Conservative therapy using immobilization is only possible if the elbow fracture is stable. This means that there must be a maximum of two millimeters between the fragments and that they are not shifted. Immobilization is usually only performed on children. Displaced olecranon fractures require surgery. In the case of comminuted fractures, it is necessary to use a small plate that can be combined with a tension belt.
The tension belt is the most common therapy for an elbow fracture. The fragments are held in the correct position by an assistant while the surgeon sutures the bone with a wire eight-shaped. This operation is usually performed under general anesthesia.
Some fractures can be treated without immobilization after surgery. As a rule, however, a plaster cast is used for around six weeks. During this time, the elbow joint must not be stressed. A few weeks to months after the operation, you may experience discomfort when placing your elbow, which makes it necessary to wear an elbow protector. The Physiotherapy helps to build the triceps and the elbow joint after weeks of immobilization again.
Outlook & forecast
An uncomplicated fracture of the elbow is one of the most common broken bones. It usually has a good prognosis because it is one of the routine operations that are very common in hospitals.
It becomes more difficult if the joint was damaged during the break, or if the break results in injuries to the soft tissue and blood vessels. If the tissue is no longer adequately supplied with blood, partial areas can die off. An elbow fracture also has less favorable prospects if parts of the bone do not grow back together properly. Even small shifts lead to a static statics that in the long term lead to incorrect strain on the elbow and promote joint wear.
Despite a generally good prognosis, it is possible that sports that put a lot of strain on the elbow (such as squash, tennis or golf) can no longer be practiced as they were before the break. Muscle strength and muscle mass were lost due to prolonged immobilization of the arm. In most cases, specific physiotherapeutic exercises are then necessary to strengthen muscle strength again, especially if the patients are older.

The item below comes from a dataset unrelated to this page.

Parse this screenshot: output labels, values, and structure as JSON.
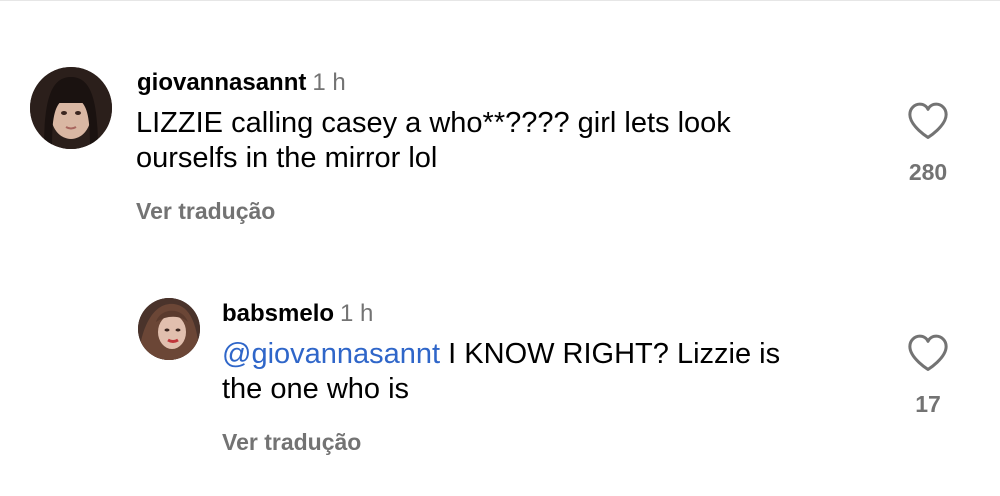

General prevention is difficult because falls are more likely to happen by chance. Responsible and health-conscious athletes, however, wear well-fitting and risk-minimizing elbow pads that are replaced after every fall.
You can do that yourself
In the event of a broken elbow, the emergency doctor must be notified immediately. Until professional help arrives, the elbow should be protected and, if possible, not moved. A closed fracture can be cooled with an ice pack or cold pack. If possible, open fractures are covered with a sterile wound pad. To avoid worsening the fracture, further treatment measures should be carried out by the emergency doctor.
Bone healing can be promoted through exercise and a healthy and balanced diet high in calcium and iron. However, the elbow itself should be spared until the doctor gives his okay to return to training. During the period of rest, gentle massages and saunas are ideal. Both promote blood circulation and thus the healing process.
In consultation with the doctor, alternative treatment methods such as ultrasound therapy or electrotherapy can also be tried. Proven means from the natural healing include the decongestant arnica, which promote healing comfrey and Cell salts Calcium fluorite and Ferrum phosphoricum. Treatment with autologous blood can also promote the healing process, but should always be done under the supervision of a doctor.